    The game's open world feels rather soulless and lacks any sort of personality. NPC's walk around the streets and that's it. No conversing or interacting with other NPCs and will only interact and talk to you if you engage them. The game's open world also feels unnecessarily large, a good chunk of the game's run time is just tedious commuting, until you unlock fast travel areas.

    The game crashed on me, well over half a dozen times, kicking me back out to the Xbox One dashboard. The game's loading screens are unforgivably bad, lasting nearly a minute in some instances. The traversing of the open world environment also triggered slightly less long loading screens while still being in the same level area. This happened well over a dozen times and then I stopped counting.

    The game also has a serious issue with texture loading and streaming. Some textures would fail to load altogether, leaving a garbage bin to look like a blurry mess or a sign on some one's desk looking like the raised dots and dashes of brail. Some textures would pop in well after a second or two, others would slowly load in over time.

    The game's AI is among the worst I've ever seen. In one case, I was choking out a police officer who was not more than 2 feet away from his buddy and his buddy kept walking on like nothing was happening. There were also times where I was clearly trespassing in an area, stared right at an NPC a few feet away, and nothing happened, no reaction at all. The NPCs essentially have no peripheral vision and can't see past their own nose, so they're easy to cheese, run around and pick off.

    The game is also just a buggy mess. There's at least one area of the map that I can reliably clip through and see underneath the world. Several times an NPC's walk cycle **** up, so they just looked they were gliding around on rocket skates. One of my favourite moments was a woman NPC moonwalking backwards while doing the "happy strut" and then clipped through a building.

    The game relies on survival crafting elements for health, food and drinks, clothing, weapons etc, which weren't bad, but just took a back seat to all of the criticisms listed above.

    Overall, We Happy Few is a game that has some nice ideas that were poorly executed, serious optimization issues and various bugs and glitches.
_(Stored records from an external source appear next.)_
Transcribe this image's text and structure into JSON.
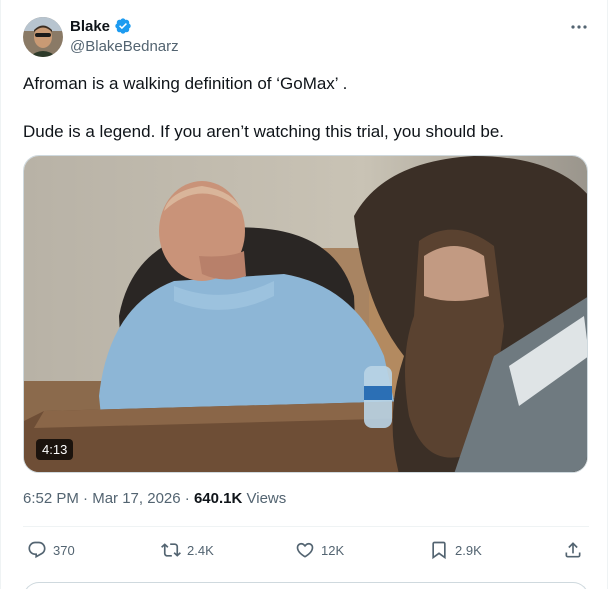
{
  "author": {
    "display_name": "Blake",
    "handle": "@BlakeBednarz",
    "verified": true
  },
  "tweet": {
    "paragraphs": [
      "Afroman is a walking definition of ‘GoMax’ .",
      "Dude is a legend. If you aren’t watching this trial, you should be."
    ]
  },
  "media": {
    "duration": "4:13"
  },
  "meta": {
    "time": "6:52 PM",
    "separator": "·",
    "date": "Mar 17, 2026",
    "views_count": "640.1K",
    "views_label": "Views"
  },
  "actions": {
    "replies": "370",
    "reposts": "2.4K",
    "likes": "12K",
    "bookmarks": "2.9K"
  },
  "colors": {
    "accent": "#1d9bf0",
    "secondary_text": "#536471",
    "primary_text": "#0f1419"
  }
}
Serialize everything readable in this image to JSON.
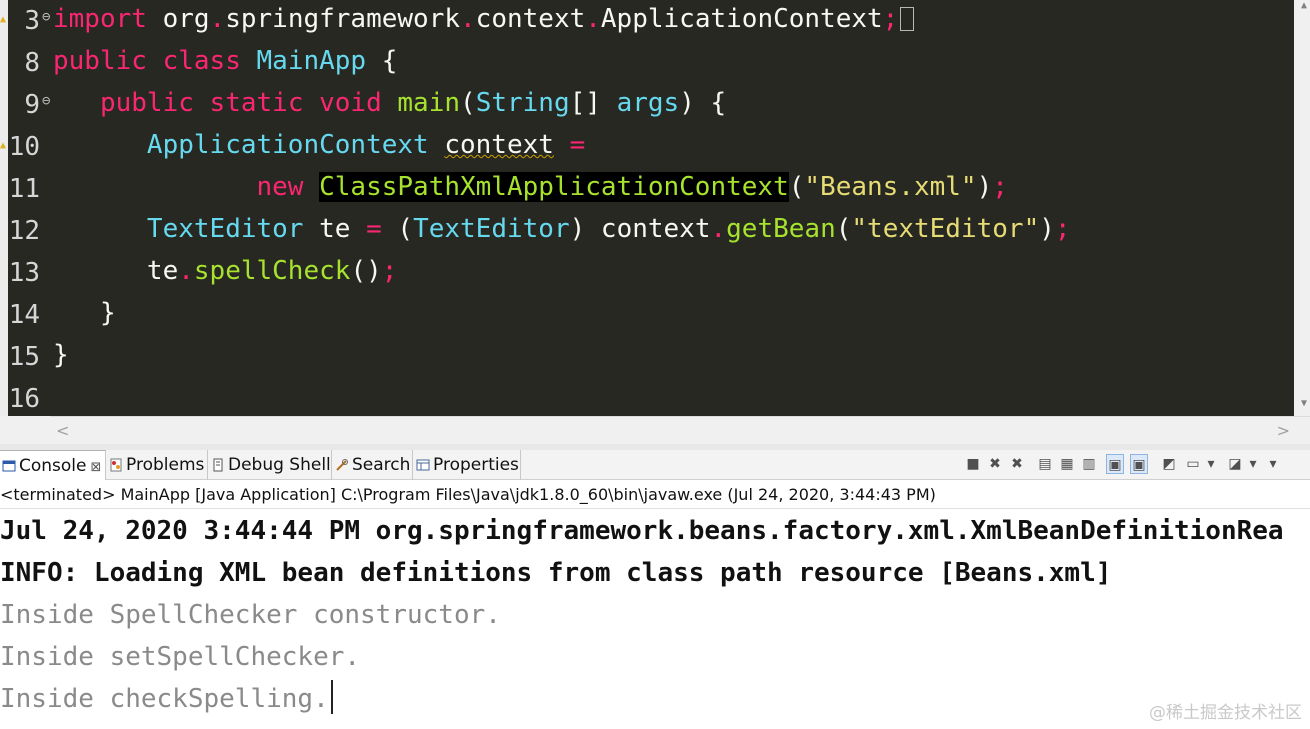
{
  "editor": {
    "line_numbers": [
      "3",
      "8",
      "9",
      "10",
      "11",
      "12",
      "13",
      "14",
      "15",
      "16"
    ],
    "lines": [
      [
        {
          "t": "import",
          "c": "kw"
        },
        {
          "t": " org",
          "c": "id"
        },
        {
          "t": ".",
          "c": "op"
        },
        {
          "t": "springframework",
          "c": "id"
        },
        {
          "t": ".",
          "c": "op"
        },
        {
          "t": "context",
          "c": "id"
        },
        {
          "t": ".",
          "c": "op"
        },
        {
          "t": "ApplicationContext",
          "c": "id"
        },
        {
          "t": ";",
          "c": "op"
        }
      ],
      [
        {
          "t": "public",
          "c": "kw"
        },
        {
          "t": " ",
          "c": "id"
        },
        {
          "t": "class",
          "c": "kw"
        },
        {
          "t": " ",
          "c": "id"
        },
        {
          "t": "MainApp",
          "c": "ty"
        },
        {
          "t": " {",
          "c": "id"
        }
      ],
      [
        {
          "t": "   ",
          "c": "id"
        },
        {
          "t": "public",
          "c": "kw"
        },
        {
          "t": " ",
          "c": "id"
        },
        {
          "t": "static",
          "c": "kw"
        },
        {
          "t": " ",
          "c": "id"
        },
        {
          "t": "void",
          "c": "kw"
        },
        {
          "t": " ",
          "c": "id"
        },
        {
          "t": "main",
          "c": "fn"
        },
        {
          "t": "(",
          "c": "id"
        },
        {
          "t": "String",
          "c": "ty"
        },
        {
          "t": "[] ",
          "c": "id"
        },
        {
          "t": "args",
          "c": "ty"
        },
        {
          "t": ") {",
          "c": "id"
        }
      ],
      [
        {
          "t": "      ",
          "c": "id"
        },
        {
          "t": "ApplicationContext",
          "c": "ty"
        },
        {
          "t": " ",
          "c": "id"
        },
        {
          "t": "context",
          "c": "id squig"
        },
        {
          "t": " ",
          "c": "id"
        },
        {
          "t": "=",
          "c": "op"
        }
      ],
      [
        {
          "t": "             ",
          "c": "id"
        },
        {
          "t": "new",
          "c": "kw"
        },
        {
          "t": " ",
          "c": "id"
        },
        {
          "t": "ClassPathXmlApplicationContext",
          "c": "fn hl"
        },
        {
          "t": "(",
          "c": "id"
        },
        {
          "t": "\"Beans.xml\"",
          "c": "st"
        },
        {
          "t": ")",
          "c": "id"
        },
        {
          "t": ";",
          "c": "op"
        }
      ],
      [
        {
          "t": "      ",
          "c": "id"
        },
        {
          "t": "TextEditor",
          "c": "ty"
        },
        {
          "t": " te ",
          "c": "id"
        },
        {
          "t": "=",
          "c": "op"
        },
        {
          "t": " (",
          "c": "id"
        },
        {
          "t": "TextEditor",
          "c": "ty"
        },
        {
          "t": ") context",
          "c": "id"
        },
        {
          "t": ".",
          "c": "op"
        },
        {
          "t": "getBean",
          "c": "fn"
        },
        {
          "t": "(",
          "c": "id"
        },
        {
          "t": "\"textEditor\"",
          "c": "st"
        },
        {
          "t": ")",
          "c": "id"
        },
        {
          "t": ";",
          "c": "op"
        }
      ],
      [
        {
          "t": "      te",
          "c": "id"
        },
        {
          "t": ".",
          "c": "op"
        },
        {
          "t": "spellCheck",
          "c": "fn"
        },
        {
          "t": "()",
          "c": "id"
        },
        {
          "t": ";",
          "c": "op"
        }
      ],
      [
        {
          "t": "   }",
          "c": "id"
        }
      ],
      [
        {
          "t": "}",
          "c": "id"
        }
      ],
      []
    ],
    "fold_markers": [
      "3",
      "9"
    ],
    "warning_lines": [
      "3",
      "10"
    ]
  },
  "console_view": {
    "tabs": [
      {
        "label": "Console",
        "icon": "console-icon",
        "active": true
      },
      {
        "label": "Problems",
        "icon": "problems-icon",
        "active": false
      },
      {
        "label": "Debug Shell",
        "icon": "debug-shell-icon",
        "active": false
      },
      {
        "label": "Search",
        "icon": "search-icon",
        "active": false
      },
      {
        "label": "Properties",
        "icon": "properties-icon",
        "active": false
      }
    ],
    "close_glyph": "⊠",
    "status": "<terminated> MainApp [Java Application] C:\\Program Files\\Java\\jdk1.8.0_60\\bin\\javaw.exe (Jul 24, 2020, 3:44:43 PM)",
    "output": [
      {
        "text": "Jul 24, 2020 3:44:44 PM org.springframework.beans.factory.xml.XmlBeanDefinitionRea",
        "stream": "err"
      },
      {
        "text": "INFO: Loading XML bean definitions from class path resource [Beans.xml]",
        "stream": "err"
      },
      {
        "text": "Inside SpellChecker constructor.",
        "stream": "std"
      },
      {
        "text": "Inside setSpellChecker.",
        "stream": "std"
      },
      {
        "text": "Inside checkSpelling.",
        "stream": "std"
      }
    ],
    "watermark": "@稀土掘金技术社区"
  },
  "colors": {
    "editor_bg": "#272822",
    "keyword": "#f92672",
    "type": "#66d9ef",
    "function": "#a6e22e",
    "string": "#e6db74"
  }
}
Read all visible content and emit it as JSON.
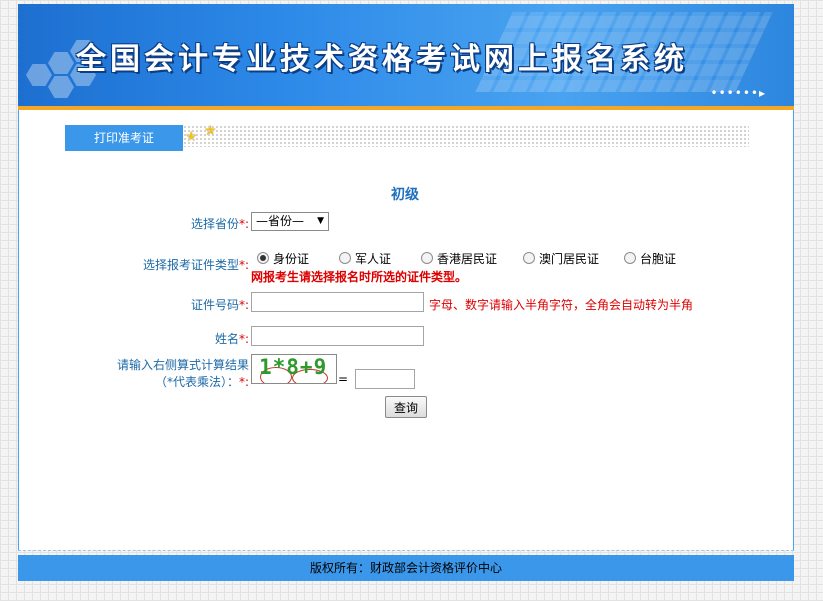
{
  "banner": {
    "title": "全国会计专业技术资格考试网上报名系统"
  },
  "tab": {
    "label": "打印准考证"
  },
  "form": {
    "level_title": "初级",
    "province": {
      "label": "选择省份",
      "required_mark": "*:",
      "selected": "—省份—"
    },
    "id_type": {
      "label": "选择报考证件类型",
      "required_mark": "*:",
      "options": [
        {
          "label": "身份证",
          "checked": true
        },
        {
          "label": "军人证",
          "checked": false
        },
        {
          "label": "香港居民证",
          "checked": false
        },
        {
          "label": "澳门居民证",
          "checked": false
        },
        {
          "label": "台胞证",
          "checked": false
        }
      ],
      "warning": "网报考生请选择报名时所选的证件类型。"
    },
    "id_number": {
      "label": "证件号码",
      "required_mark": "*:",
      "value": "",
      "hint": "字母、数字请输入半角字符，全角会自动转为半角"
    },
    "name": {
      "label": "姓名",
      "required_mark": "*:",
      "value": ""
    },
    "captcha": {
      "label_line1": "请输入右侧算式计算结果",
      "label_line2": "（*代表乘法）：",
      "required_mark": "*:",
      "image_text": "1*8+9",
      "equals": "=",
      "value": ""
    },
    "submit_label": "查询"
  },
  "footer": {
    "text": "版权所有：财政部会计资格评价中心"
  },
  "colors": {
    "brand_blue": "#3b97ea",
    "accent_orange": "#f5a623",
    "required_red": "#dd0000"
  }
}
I bought this game for 50% off and still feel like I overpaid for this game.